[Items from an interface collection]
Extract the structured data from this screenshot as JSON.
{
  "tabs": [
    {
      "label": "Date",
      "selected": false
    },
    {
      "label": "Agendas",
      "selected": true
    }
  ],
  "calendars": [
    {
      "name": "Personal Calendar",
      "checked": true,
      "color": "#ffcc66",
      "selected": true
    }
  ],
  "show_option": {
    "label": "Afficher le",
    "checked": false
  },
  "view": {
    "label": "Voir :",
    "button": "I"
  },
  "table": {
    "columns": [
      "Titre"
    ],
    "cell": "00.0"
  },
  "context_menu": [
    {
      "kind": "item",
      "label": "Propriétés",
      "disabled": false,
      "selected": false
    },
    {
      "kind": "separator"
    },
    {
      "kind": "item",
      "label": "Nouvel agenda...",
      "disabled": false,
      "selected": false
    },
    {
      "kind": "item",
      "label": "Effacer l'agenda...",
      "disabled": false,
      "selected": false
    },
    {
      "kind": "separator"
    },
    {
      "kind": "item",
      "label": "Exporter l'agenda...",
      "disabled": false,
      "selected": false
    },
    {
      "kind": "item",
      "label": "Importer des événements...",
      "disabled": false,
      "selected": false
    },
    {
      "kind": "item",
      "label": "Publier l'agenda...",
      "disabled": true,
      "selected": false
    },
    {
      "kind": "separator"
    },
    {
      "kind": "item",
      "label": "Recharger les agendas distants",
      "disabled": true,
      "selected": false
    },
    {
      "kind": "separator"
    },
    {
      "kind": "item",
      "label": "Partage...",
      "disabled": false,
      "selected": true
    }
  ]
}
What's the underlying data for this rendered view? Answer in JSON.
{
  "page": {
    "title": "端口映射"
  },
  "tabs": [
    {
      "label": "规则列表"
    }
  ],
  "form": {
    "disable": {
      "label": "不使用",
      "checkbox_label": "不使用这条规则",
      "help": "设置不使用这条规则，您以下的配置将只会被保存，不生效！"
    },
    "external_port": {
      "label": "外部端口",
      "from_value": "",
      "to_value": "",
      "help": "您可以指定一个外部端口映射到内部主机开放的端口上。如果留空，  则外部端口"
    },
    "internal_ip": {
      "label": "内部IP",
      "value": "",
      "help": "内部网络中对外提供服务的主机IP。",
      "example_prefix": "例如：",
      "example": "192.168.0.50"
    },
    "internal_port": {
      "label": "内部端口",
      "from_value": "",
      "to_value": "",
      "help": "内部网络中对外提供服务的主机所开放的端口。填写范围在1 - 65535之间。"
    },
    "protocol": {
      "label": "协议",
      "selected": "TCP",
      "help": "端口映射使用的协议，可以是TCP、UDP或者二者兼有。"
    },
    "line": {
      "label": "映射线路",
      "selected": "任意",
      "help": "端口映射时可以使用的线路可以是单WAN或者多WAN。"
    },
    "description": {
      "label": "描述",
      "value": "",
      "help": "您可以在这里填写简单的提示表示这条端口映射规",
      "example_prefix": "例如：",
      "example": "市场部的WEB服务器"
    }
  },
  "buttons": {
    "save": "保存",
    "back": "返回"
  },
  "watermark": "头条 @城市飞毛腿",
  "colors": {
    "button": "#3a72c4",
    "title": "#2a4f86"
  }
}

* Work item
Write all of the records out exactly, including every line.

* Answer
Extract the structured data from this screenshot as JSON.
{
  "tabs": [
    {
      "label": "Date",
      "selected": false
    },
    {
      "label": "Agendas",
      "selected": true
    }
  ],
  "calendars": [
    {
      "name": "Personal Calendar",
      "checked": true,
      "color": "#ffcc66",
      "selected": true
    }
  ],
  "show_option": {
    "label": "Afficher le",
    "checked": false
  },
  "view": {
    "label": "Voir :",
    "button": "I"
  },
  "table": {
    "columns": [
      "Titre"
    ],
    "cell": "00.0"
  },
  "context_menu": [
    {
      "kind": "item",
      "label": "Propriétés",
      "disabled": false,
      "selected": false
    },
    {
      "kind": "separator"
    },
    {
      "kind": "item",
      "label": "Nouvel agenda...",
      "disabled": false,
      "selected": false
    },
    {
      "kind": "item",
      "label": "Effacer l'agenda...",
      "disabled": false,
      "selected": false
    },
    {
      "kind": "separator"
    },
    {
      "kind": "item",
      "label": "Exporter l'agenda...",
      "disabled": false,
      "selected": false
    },
    {
      "kind": "item",
      "label": "Importer des événements...",
      "disabled": false,
      "selected": false
    },
    {
      "kind": "item",
      "label": "Publier l'agenda...",
      "disabled": true,
      "selected": false
    },
    {
      "kind": "separator"
    },
    {
      "kind": "item",
      "label": "Recharger les agendas distants",
      "disabled": true,
      "selected": false
    },
    {
      "kind": "separator"
    },
    {
      "kind": "item",
      "label": "Partage...",
      "disabled": false,
      "selected": true
    }
  ]
}
What's the underlying data for this rendered view? Answer in JSON.
{
  "page": {
    "title": "端口映射"
  },
  "tabs": [
    {
      "label": "规则列表"
    }
  ],
  "form": {
    "disable": {
      "label": "不使用",
      "checkbox_label": "不使用这条规则",
      "help": "设置不使用这条规则，您以下的配置将只会被保存，不生效！"
    },
    "external_port": {
      "label": "外部端口",
      "from_value": "",
      "to_value": "",
      "help": "您可以指定一个外部端口映射到内部主机开放的端口上。如果留空，  则外部端口"
    },
    "internal_ip": {
      "label": "内部IP",
      "value": "",
      "help": "内部网络中对外提供服务的主机IP。",
      "example_prefix": "例如：",
      "example": "192.168.0.50"
    },
    "internal_port": {
      "label": "内部端口",
      "from_value": "",
      "to_value": "",
      "help": "内部网络中对外提供服务的主机所开放的端口。填写范围在1 - 65535之间。"
    },
    "protocol": {
      "label": "协议",
      "selected": "TCP",
      "help": "端口映射使用的协议，可以是TCP、UDP或者二者兼有。"
    },
    "line": {
      "label": "映射线路",
      "selected": "任意",
      "help": "端口映射时可以使用的线路可以是单WAN或者多WAN。"
    },
    "description": {
      "label": "描述",
      "value": "",
      "help": "您可以在这里填写简单的提示表示这条端口映射规",
      "example_prefix": "例如：",
      "example": "市场部的WEB服务器"
    }
  },
  "buttons": {
    "save": "保存",
    "back": "返回"
  },
  "watermark": "头条 @城市飞毛腿",
  "colors": {
    "button": "#3a72c4",
    "title": "#2a4f86"
  }
}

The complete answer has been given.